2. Distribution Plot — Quantity Sold
Again, we used Seaborn to do the distribution plot. In this case, we only take quantity sold (less than 100) into account as this is where the majority of the data lies within.
We see that most items are sold within the quantity of 30. Cool. What about the number of orders sold to each country?
3. Horizontal Bar chart
Since the online retail company is based on the UK, it is no surprise that United Kingdom has the highest number of orders made. Therefore, we intentionally neglected this country for more meaningful comparison among other countries.
You may have noticed by now, dataframe.groupby is extremely useful when it comes to plotting continuous variables grouped by some categorical variables.
You can even directly plot from the dataframe without having to use matplotlib. Whether to use vertical or horizontal bar chart depends on your needs. We chose horizontal bar chart in this case to show the name of each country in a more clearer fashion.
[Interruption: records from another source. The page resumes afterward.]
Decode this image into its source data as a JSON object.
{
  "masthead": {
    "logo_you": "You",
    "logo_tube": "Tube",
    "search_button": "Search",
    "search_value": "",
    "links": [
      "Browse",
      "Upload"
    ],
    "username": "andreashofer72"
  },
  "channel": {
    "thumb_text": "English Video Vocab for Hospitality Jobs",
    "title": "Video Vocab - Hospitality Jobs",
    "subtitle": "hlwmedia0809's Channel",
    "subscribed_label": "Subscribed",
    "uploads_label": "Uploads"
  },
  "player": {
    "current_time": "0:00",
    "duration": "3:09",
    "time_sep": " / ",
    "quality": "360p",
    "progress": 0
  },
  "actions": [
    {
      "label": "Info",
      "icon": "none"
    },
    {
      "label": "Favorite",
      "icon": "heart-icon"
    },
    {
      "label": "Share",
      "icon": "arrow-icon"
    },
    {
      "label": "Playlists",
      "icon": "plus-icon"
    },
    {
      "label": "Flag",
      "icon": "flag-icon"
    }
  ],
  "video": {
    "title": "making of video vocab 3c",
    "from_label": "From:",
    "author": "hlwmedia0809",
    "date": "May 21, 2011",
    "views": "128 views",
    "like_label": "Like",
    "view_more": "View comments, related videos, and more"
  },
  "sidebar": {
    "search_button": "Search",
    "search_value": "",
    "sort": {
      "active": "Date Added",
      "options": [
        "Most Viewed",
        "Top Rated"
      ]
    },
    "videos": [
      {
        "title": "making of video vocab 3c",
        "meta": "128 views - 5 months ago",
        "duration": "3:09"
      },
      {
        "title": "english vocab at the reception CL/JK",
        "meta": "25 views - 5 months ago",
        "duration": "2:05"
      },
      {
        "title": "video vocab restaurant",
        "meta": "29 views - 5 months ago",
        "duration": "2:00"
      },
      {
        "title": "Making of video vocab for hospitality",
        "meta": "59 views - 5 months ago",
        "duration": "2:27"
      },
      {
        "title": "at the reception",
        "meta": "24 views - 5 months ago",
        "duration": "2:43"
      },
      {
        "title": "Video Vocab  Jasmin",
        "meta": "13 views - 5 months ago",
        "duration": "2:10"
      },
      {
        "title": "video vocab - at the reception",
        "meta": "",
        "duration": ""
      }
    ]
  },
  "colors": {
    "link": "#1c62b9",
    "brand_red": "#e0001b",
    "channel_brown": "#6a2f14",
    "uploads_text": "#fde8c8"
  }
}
We’ll see how vertical bar chart can be used in the next section.
4. Vertical Bar Chart (With Annotation)
Here comes the vertical bar chart with annotation. Sometimes we may want to show a vertical bar chart with percentage annotation to show the portion occupied by some variables.
In our context, we want to know the number of orders for different days and look at their respective percentage for more insights.
A code sample is attached above to show you how to annotate percentage in the same plot without affecting the visual.
5. Bar Chart & Line Plot (Combined)
Finally, we want to know the total amount spent by customers (or total sales made) for each month.
At some point in time we may also want to know the percentage change between the current and prior element. In this case, we can make a line plot to know the percentage change from the previous month to the current month — all in one plot.
Use this combined plot wisely and sparingly as this may cause confusion to people with information over-packed in one plot. Again, the usability of the combined plot depends on situation and needs.
Thank you for reading.
Data visualization is nothing but a storytelling. Who is your audience? What are the takeaways that you want your audience to get from the visualization? What are the actionable insights to be executed?
I hope this little toolbox of data visualization would help you in data visualization in some ways.
If you’re interested in learning how to visualize data and perform storytelling to capture audience’s attention and convey your ideas effectively, I strongly encourage you to check out this book — Storytelling with Data: A Data Visualization Guide for Business Professionals.
As always, if you have any questions, feel free to leave your comments below. Till then, see you in the next post!